+++ SUPPLIED INFORMATION

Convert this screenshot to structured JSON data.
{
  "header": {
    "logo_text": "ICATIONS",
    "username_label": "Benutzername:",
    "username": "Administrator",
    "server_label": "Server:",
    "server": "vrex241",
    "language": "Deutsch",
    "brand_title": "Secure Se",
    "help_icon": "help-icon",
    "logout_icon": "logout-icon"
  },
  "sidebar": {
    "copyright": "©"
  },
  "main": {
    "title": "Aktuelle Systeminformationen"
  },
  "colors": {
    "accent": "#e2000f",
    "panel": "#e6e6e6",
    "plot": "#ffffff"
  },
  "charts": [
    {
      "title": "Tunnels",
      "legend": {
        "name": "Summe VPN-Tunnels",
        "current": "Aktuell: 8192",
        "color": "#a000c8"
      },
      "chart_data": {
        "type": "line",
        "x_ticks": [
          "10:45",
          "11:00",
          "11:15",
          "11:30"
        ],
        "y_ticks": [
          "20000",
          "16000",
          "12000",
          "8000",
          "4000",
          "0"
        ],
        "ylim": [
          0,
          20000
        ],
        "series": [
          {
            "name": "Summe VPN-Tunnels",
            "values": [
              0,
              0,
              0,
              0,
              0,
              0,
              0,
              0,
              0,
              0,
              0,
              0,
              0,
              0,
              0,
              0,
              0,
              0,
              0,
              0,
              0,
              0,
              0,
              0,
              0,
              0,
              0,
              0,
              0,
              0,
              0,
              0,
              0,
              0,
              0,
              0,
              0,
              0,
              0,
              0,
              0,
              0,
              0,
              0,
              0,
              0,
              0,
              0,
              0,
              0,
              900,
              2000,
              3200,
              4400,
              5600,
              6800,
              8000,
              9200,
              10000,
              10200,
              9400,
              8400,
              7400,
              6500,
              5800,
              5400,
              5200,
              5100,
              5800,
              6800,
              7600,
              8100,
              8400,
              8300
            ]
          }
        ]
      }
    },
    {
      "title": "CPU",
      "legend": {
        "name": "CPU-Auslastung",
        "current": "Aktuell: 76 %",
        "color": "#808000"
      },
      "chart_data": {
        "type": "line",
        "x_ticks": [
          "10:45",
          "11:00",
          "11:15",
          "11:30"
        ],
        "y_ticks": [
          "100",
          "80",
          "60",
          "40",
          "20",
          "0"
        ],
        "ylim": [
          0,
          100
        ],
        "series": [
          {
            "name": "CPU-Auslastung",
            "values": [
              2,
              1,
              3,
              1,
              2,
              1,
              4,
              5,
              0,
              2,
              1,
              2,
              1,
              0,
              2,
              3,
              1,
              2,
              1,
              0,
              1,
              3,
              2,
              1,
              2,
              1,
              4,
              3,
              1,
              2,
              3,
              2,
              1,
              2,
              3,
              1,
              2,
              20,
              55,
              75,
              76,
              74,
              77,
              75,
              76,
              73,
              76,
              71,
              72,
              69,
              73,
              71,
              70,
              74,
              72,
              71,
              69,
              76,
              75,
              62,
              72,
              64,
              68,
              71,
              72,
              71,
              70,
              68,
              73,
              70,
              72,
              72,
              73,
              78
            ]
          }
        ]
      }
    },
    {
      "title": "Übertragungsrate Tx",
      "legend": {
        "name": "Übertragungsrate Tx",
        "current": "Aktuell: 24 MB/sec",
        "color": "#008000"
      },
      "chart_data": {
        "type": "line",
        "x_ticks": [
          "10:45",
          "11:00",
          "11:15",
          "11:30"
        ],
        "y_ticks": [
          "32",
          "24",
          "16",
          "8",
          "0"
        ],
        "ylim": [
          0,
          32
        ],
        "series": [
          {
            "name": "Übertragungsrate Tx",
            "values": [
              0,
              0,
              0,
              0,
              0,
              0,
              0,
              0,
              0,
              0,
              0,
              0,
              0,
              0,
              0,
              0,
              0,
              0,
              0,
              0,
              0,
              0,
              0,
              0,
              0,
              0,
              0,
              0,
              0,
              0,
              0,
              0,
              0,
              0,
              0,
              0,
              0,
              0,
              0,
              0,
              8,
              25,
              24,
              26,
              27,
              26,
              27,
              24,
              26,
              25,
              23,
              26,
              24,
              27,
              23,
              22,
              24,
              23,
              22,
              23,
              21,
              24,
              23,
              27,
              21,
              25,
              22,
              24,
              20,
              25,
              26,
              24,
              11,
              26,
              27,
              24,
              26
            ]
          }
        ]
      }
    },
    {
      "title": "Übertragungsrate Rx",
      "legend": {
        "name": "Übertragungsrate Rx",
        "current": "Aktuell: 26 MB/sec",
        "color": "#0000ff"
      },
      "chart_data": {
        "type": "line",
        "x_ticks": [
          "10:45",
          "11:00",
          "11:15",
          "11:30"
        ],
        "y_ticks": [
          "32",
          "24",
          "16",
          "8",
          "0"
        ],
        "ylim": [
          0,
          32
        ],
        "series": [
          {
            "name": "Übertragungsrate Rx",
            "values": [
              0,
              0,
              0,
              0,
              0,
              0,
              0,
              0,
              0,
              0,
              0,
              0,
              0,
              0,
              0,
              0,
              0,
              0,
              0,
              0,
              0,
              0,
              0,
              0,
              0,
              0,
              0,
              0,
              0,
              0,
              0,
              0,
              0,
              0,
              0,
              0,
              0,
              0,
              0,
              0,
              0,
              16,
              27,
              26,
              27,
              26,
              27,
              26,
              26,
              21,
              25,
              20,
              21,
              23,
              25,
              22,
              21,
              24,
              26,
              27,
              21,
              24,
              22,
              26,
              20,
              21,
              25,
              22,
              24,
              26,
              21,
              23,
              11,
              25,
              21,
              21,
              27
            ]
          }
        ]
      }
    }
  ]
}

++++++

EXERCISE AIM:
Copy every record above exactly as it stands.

RESPONSE TO THE TASK:
Convert this screenshot to structured JSON data.
{
  "header": {
    "logo_text": "ICATIONS",
    "username_label": "Benutzername:",
    "username": "Administrator",
    "server_label": "Server:",
    "server": "vrex241",
    "language": "Deutsch",
    "brand_title": "Secure Se",
    "help_icon": "help-icon",
    "logout_icon": "logout-icon"
  },
  "sidebar": {
    "copyright": "©"
  },
  "main": {
    "title": "Aktuelle Systeminformationen"
  },
  "colors": {
    "accent": "#e2000f",
    "panel": "#e6e6e6",
    "plot": "#ffffff"
  },
  "charts": [
    {
      "title": "Tunnels",
      "legend": {
        "name": "Summe VPN-Tunnels",
        "current": "Aktuell: 8192",
        "color": "#a000c8"
      },
      "chart_data": {
        "type": "line",
        "x_ticks": [
          "10:45",
          "11:00",
          "11:15",
          "11:30"
        ],
        "y_ticks": [
          "20000",
          "16000",
          "12000",
          "8000",
          "4000",
          "0"
        ],
        "ylim": [
          0,
          20000
        ],
        "series": [
          {
            "name": "Summe VPN-Tunnels",
            "values": [
              0,
              0,
              0,
              0,
              0,
              0,
              0,
              0,
              0,
              0,
              0,
              0,
              0,
              0,
              0,
              0,
              0,
              0,
              0,
              0,
              0,
              0,
              0,
              0,
              0,
              0,
              0,
              0,
              0,
              0,
              0,
              0,
              0,
              0,
              0,
              0,
              0,
              0,
              0,
              0,
              0,
              0,
              0,
              0,
              0,
              0,
              0,
              0,
              0,
              0,
              900,
              2000,
              3200,
              4400,
              5600,
              6800,
              8000,
              9200,
              10000,
              10200,
              9400,
              8400,
              7400,
              6500,
              5800,
              5400,
              5200,
              5100,
              5800,
              6800,
              7600,
              8100,
              8400,
              8300
            ]
          }
        ]
      }
    },
    {
      "title": "CPU",
      "legend": {
        "name": "CPU-Auslastung",
        "current": "Aktuell: 76 %",
        "color": "#808000"
      },
      "chart_data": {
        "type": "line",
        "x_ticks": [
          "10:45",
          "11:00",
          "11:15",
          "11:30"
        ],
        "y_ticks": [
          "100",
          "80",
          "60",
          "40",
          "20",
          "0"
        ],
        "ylim": [
          0,
          100
        ],
        "series": [
          {
            "name": "CPU-Auslastung",
            "values": [
              2,
              1,
              3,
              1,
              2,
              1,
              4,
              5,
              0,
              2,
              1,
              2,
              1,
              0,
              2,
              3,
              1,
              2,
              1,
              0,
              1,
              3,
              2,
              1,
              2,
              1,
              4,
              3,
              1,
              2,
              3,
              2,
              1,
              2,
              3,
              1,
              2,
              20,
              55,
              75,
              76,
              74,
              77,
              75,
              76,
              73,
              76,
              71,
              72,
              69,
              73,
              71,
              70,
              74,
              72,
              71,
              69,
              76,
              75,
              62,
              72,
              64,
              68,
              71,
              72,
              71,
              70,
              68,
              73,
              70,
              72,
              72,
              73,
              78
            ]
          }
        ]
      }
    },
    {
      "title": "Übertragungsrate Tx",
      "legend": {
        "name": "Übertragungsrate Tx",
        "current": "Aktuell: 24 MB/sec",
        "color": "#008000"
      },
      "chart_data": {
        "type": "line",
        "x_ticks": [
          "10:45",
          "11:00",
          "11:15",
          "11:30"
        ],
        "y_ticks": [
          "32",
          "24",
          "16",
          "8",
          "0"
        ],
        "ylim": [
          0,
          32
        ],
        "series": [
          {
            "name": "Übertragungsrate Tx",
            "values": [
              0,
              0,
              0,
              0,
              0,
              0,
              0,
              0,
              0,
              0,
              0,
              0,
              0,
              0,
              0,
              0,
              0,
              0,
              0,
              0,
              0,
              0,
              0,
              0,
              0,
              0,
              0,
              0,
              0,
              0,
              0,
              0,
              0,
              0,
              0,
              0,
              0,
              0,
              0,
              0,
              8,
              25,
              24,
              26,
              27,
              26,
              27,
              24,
              26,
              25,
              23,
              26,
              24,
              27,
              23,
              22,
              24,
              23,
              22,
              23,
              21,
              24,
              23,
              27,
              21,
              25,
              22,
              24,
              20,
              25,
              26,
              24,
              11,
              26,
              27,
              24,
              26
            ]
          }
        ]
      }
    },
    {
      "title": "Übertragungsrate Rx",
      "legend": {
        "name": "Übertragungsrate Rx",
        "current": "Aktuell: 26 MB/sec",
        "color": "#0000ff"
      },
      "chart_data": {
        "type": "line",
        "x_ticks": [
          "10:45",
          "11:00",
          "11:15",
          "11:30"
        ],
        "y_ticks": [
          "32",
          "24",
          "16",
          "8",
          "0"
        ],
        "ylim": [
          0,
          32
        ],
        "series": [
          {
            "name": "Übertragungsrate Rx",
            "values": [
              0,
              0,
              0,
              0,
              0,
              0,
              0,
              0,
              0,
              0,
              0,
              0,
              0,
              0,
              0,
              0,
              0,
              0,
              0,
              0,
              0,
              0,
              0,
              0,
              0,
              0,
              0,
              0,
              0,
              0,
              0,
              0,
              0,
              0,
              0,
              0,
              0,
              0,
              0,
              0,
              0,
              16,
              27,
              26,
              27,
              26,
              27,
              26,
              26,
              21,
              25,
              20,
              21,
              23,
              25,
              22,
              21,
              24,
              26,
              27,
              21,
              24,
              22,
              26,
              20,
              21,
              25,
              22,
              24,
              26,
              21,
              23,
              11,
              25,
              21,
              21,
              27
            ]
          }
        ]
      }
    }
  ]
}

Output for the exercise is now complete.